Heatwave piling pressure on region’s strained ambulance service
The county’s ambulance service is under “extreme pressure” but has not called a critical incident, health chiefs say.
A combination of Covid absences among staff, difficulty caused by the hot weather and ongoing delays in handing over patients to A&E has left ambulance trusts across England struggling to cope.
West Midlands Ambulance Service said it had been on the highest level of alert – known as Resource Escalation Action Plan (REAP) level 4 – for a few months.
It means the service is under “extreme pressure” but bosses said claims that it had called a critical incident were incorrect.
“We are at REAP level 4, but that is not a critical incident. Equally, we have not called a critical incident,” a WMAS spokesman said.
On Tuesday afternoon, there were 15 ambulances waiting outside Russells Hall Hospital in Dudley; 12 outside Sandwell General Hospital; seven outside New Cross Hospital in Wolverhampton and two outside Walsall Manor Hospital, with the longest delay being 22 hours.
Bosses said the service always sees a “significant” rise in 999 calls during extremes of temperature, hot and cold.
A spokesman for WMAS added: ” Currently we are seeing more calls where the incident location is outside and not in a named road, there are more calls relating to injuries relating to outdoor activities – sunburn, barbecue burns, falls and trips – and exacerbation for patients with chronic breathing problems.”
The ambulance service had more than half of its crews queued outside hospitals at one point on Monday.
A spokesman for the trust said one ambulance crew had to wait 24 hours to hand a patient over.
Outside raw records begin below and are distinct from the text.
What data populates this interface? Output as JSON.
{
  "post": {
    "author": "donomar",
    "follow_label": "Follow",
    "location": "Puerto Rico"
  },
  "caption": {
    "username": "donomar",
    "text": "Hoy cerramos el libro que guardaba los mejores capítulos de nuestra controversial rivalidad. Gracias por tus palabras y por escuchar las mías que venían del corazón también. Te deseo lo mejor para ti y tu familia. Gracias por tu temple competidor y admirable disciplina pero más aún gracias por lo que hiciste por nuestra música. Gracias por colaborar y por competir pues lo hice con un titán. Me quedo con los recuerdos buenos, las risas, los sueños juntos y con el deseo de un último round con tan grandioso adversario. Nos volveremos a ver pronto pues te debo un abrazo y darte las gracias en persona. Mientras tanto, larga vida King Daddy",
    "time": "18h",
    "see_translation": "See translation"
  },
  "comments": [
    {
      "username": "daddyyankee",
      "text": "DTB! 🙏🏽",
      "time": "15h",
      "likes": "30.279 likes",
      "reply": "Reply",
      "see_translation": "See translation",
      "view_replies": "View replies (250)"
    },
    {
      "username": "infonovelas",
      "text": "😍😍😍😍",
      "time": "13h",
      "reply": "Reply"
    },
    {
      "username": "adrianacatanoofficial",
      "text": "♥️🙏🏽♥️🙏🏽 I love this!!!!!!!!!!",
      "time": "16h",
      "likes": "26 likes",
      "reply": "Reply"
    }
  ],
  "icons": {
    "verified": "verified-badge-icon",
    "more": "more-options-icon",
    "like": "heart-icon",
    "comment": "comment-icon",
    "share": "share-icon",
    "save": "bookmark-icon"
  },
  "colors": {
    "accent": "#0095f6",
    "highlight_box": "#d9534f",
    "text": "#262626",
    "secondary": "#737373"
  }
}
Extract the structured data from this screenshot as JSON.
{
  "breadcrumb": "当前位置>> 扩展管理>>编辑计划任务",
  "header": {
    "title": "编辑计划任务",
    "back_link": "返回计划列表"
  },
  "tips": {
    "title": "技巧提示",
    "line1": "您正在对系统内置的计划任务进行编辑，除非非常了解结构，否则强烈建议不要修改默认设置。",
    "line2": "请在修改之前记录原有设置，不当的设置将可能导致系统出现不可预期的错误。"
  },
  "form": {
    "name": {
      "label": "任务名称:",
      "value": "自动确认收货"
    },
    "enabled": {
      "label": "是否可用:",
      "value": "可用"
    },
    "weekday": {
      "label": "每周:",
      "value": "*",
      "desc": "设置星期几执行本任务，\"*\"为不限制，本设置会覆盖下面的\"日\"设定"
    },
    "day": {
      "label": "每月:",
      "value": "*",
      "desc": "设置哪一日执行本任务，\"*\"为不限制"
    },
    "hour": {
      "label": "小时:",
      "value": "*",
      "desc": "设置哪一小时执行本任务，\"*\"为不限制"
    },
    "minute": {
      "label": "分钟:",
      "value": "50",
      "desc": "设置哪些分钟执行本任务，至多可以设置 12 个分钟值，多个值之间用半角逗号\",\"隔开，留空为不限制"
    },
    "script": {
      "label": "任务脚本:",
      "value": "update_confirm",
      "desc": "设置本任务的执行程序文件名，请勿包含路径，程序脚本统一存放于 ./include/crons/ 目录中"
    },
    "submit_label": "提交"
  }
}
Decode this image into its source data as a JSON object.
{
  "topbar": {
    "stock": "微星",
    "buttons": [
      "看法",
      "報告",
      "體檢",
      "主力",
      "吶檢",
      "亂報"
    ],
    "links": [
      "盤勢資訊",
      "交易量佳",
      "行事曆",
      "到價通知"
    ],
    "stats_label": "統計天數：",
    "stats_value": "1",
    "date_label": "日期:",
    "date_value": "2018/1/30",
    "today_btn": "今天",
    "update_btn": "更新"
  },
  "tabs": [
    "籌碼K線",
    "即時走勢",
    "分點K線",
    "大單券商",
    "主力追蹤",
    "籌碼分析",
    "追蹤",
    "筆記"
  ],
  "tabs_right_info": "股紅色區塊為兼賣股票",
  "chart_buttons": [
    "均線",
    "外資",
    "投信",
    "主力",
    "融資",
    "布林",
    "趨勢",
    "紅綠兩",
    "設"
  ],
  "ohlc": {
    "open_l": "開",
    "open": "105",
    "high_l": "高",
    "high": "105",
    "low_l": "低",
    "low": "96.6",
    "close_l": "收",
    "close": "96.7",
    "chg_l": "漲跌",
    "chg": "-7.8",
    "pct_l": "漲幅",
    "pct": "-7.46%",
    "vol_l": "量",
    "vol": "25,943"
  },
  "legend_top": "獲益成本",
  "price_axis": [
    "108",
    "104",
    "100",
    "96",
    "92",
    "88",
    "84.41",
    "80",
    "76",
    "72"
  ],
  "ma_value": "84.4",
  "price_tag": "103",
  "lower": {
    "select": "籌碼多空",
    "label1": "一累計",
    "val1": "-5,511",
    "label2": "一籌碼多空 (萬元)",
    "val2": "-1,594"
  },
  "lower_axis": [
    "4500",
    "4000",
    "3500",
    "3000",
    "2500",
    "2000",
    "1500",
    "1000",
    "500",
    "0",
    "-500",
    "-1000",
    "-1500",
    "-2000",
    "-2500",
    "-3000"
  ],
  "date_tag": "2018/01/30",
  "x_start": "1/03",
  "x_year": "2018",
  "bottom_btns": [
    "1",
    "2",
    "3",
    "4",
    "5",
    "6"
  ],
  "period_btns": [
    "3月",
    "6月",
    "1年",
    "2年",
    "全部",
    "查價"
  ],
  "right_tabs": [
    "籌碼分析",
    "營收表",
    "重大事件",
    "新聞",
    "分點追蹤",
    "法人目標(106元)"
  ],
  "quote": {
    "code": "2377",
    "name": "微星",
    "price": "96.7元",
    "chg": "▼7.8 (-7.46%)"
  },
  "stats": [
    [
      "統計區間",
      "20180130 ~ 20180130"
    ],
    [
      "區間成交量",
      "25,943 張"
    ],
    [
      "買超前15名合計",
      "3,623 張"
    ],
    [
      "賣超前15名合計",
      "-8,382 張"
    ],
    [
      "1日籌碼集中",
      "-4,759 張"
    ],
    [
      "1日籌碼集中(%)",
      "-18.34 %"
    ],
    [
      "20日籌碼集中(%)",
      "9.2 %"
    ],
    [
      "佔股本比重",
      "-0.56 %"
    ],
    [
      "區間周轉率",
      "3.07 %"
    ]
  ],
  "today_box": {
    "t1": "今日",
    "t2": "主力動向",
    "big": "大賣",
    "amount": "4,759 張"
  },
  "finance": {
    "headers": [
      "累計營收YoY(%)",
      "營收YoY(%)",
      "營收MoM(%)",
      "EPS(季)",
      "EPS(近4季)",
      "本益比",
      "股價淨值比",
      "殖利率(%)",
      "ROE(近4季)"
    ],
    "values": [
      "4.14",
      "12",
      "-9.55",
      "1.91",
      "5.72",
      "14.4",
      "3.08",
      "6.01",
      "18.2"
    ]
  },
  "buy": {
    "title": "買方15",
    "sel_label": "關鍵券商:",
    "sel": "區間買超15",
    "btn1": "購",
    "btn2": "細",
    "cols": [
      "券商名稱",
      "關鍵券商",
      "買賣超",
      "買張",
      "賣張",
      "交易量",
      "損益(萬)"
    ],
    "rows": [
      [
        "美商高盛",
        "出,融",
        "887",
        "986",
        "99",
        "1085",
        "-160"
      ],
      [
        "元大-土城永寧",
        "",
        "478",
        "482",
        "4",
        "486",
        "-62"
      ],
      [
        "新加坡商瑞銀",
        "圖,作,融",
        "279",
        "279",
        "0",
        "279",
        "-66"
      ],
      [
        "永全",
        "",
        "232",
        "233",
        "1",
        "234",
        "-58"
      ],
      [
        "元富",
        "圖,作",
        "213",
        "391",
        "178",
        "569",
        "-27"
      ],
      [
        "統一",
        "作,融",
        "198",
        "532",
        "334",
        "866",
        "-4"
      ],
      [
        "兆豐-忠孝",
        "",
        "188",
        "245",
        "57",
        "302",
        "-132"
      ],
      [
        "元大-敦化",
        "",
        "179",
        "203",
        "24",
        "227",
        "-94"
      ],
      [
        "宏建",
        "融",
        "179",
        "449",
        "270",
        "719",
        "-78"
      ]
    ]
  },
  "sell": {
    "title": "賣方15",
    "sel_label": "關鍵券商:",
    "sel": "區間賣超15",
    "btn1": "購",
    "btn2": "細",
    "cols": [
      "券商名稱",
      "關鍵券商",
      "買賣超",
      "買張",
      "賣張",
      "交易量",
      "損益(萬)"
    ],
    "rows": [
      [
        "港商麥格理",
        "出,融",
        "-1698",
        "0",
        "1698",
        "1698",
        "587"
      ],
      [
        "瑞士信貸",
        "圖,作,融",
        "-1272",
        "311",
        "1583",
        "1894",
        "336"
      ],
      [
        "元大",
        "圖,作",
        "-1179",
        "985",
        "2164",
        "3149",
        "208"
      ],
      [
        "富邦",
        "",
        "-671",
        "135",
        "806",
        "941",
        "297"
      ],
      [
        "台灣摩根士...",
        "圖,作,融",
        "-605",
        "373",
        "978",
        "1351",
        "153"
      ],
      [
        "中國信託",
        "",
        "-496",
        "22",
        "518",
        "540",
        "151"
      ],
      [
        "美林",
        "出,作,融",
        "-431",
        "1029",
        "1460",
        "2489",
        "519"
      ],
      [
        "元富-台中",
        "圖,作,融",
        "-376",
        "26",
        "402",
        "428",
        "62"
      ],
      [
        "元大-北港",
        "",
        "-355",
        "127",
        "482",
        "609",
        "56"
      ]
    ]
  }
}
The service’s nursing director Mark Doherty recently pinpointed August 17 as the “Titanic moment”, when ambulances won’t be able to pick up patients.